The Israelites would never be able to say that the Lord did not clearly communicate how the tabernacle should be constructed or how they were supposed to set it up. God, unlike all the other fake gods the nations around Israel, did not leave them in the dark to fumble around trying all sorts of things to please a god they did not really know. He was clear, orderly and purposeful. This tabernacle was teaching tool for the Israelites to learn about atonement for their sin. The thought also occurred to me that this would have been a project that this new nation would all be working on together. With all the embroidery that is going to have to happen can you say, “TEAM BUILDING!” They would be a stronger group of people after building the tabernacle.
Does anyone else see how drab it is on the outside but brilliant on the inside? Just made me think about how Jesus talked a few days ago about white washed tombs, and this is like the opposite of that.
Matthew 25: 1-30
Context is KING remember…… Jesus is still teaching us what it will be like when He returns during the time “Daniel the Prophet spoke about.“ He is using parables to teach the disciples and us what it will be like. (Parables are the greatest!) We are in the section where Jesus is teaching about faithfulness during this awful time that can be described as so bad “vultures will circle.”
In the first parable for today Jesus teaches that during this time some people will be prepared for His return and some won’t. This is FOMO, The Holy Bible addition! The unfaithful will be banging on the door to be let into the party but they will have missed out.
In the next parable the master is going away on a long trip. He “entrusts” his money to the servants and expects them to do something with the money. The servants that do something good with the what they are given are rewarded by the master. The servant who does not do something with it not only calls the master a harsh man and calls his character into question, but shows us he really just wanted to keep the wealth he had been given to himself. He did not want the bank to know he had been given money because he would have to tell the bank it was his masters. He was “banking” on the master not coming back, and after a safe amount of time he would go back and dig it up and claim it as his own. Clearly this is the wrong answer because the servant is thrown into outer darkness. So what does this mean? If we have bad investments during our time on earth will we be thrown in outer darkness. As I sit here thinking through this I remembered this is a story designed to teach us about faithfulness (context is King!). The thought I have is that the two servants that did something good with what they were given took the master at his word when he said I am going on a long trip but will be back. Every time they had the thought, “Gosh, that guy is probably never coming back, I’m just gonna go get that money and claim it for myself.” For some reason they didn’t. They reminded themselves that he told them he was coming back.
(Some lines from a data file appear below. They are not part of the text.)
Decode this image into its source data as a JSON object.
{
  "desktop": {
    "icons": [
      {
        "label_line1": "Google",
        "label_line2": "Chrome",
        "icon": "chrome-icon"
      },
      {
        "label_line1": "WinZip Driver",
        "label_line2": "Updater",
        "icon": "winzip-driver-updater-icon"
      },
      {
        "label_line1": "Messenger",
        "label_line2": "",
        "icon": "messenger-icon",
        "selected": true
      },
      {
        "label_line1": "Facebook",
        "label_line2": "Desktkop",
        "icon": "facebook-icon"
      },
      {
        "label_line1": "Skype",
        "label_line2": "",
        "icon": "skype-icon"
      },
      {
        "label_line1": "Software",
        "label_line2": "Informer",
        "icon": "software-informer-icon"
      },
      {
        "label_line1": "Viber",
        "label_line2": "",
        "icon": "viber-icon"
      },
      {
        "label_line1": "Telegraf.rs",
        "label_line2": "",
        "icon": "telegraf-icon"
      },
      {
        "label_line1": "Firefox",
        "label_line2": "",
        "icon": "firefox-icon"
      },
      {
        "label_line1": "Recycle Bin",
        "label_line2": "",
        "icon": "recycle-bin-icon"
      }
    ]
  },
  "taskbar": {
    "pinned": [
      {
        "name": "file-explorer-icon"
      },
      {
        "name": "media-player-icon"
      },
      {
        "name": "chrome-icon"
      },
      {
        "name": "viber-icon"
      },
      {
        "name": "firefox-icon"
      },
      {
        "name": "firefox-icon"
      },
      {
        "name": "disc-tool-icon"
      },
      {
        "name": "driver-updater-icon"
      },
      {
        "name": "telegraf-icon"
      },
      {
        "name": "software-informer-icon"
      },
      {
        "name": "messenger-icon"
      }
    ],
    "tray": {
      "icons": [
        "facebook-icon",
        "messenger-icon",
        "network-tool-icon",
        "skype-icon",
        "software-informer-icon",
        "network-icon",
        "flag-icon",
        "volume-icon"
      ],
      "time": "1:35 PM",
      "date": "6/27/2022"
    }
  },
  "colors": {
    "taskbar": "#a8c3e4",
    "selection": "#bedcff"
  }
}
And that is faithfulness folks. Having faith to do what God asks us to do even when the circumstances tell you something different.
Psalm 31: 1-8
The line, “I entrust my spirit into your hand. Rescue me, Lord. for you are a faithful God,” really caught my attention. I think about the fact that David seems to always be in a situation where he has to have faith to do what God asks him to do even though he is being chased down by enemies. Davids response to this is entrusting the Lord with his spirit. That is beautiful.
Proverbs 8: 1—11
Wisdom is contrasted here with the seductive woman. The seductive woman is portrayed as hiding and setting a trap. Wisdom is portrayed as being in public places calling to people to be wise. Following wisdom will lead to a wholesome life, were as following the seductive woman leads to death. Wisdom is worth far more than anything else.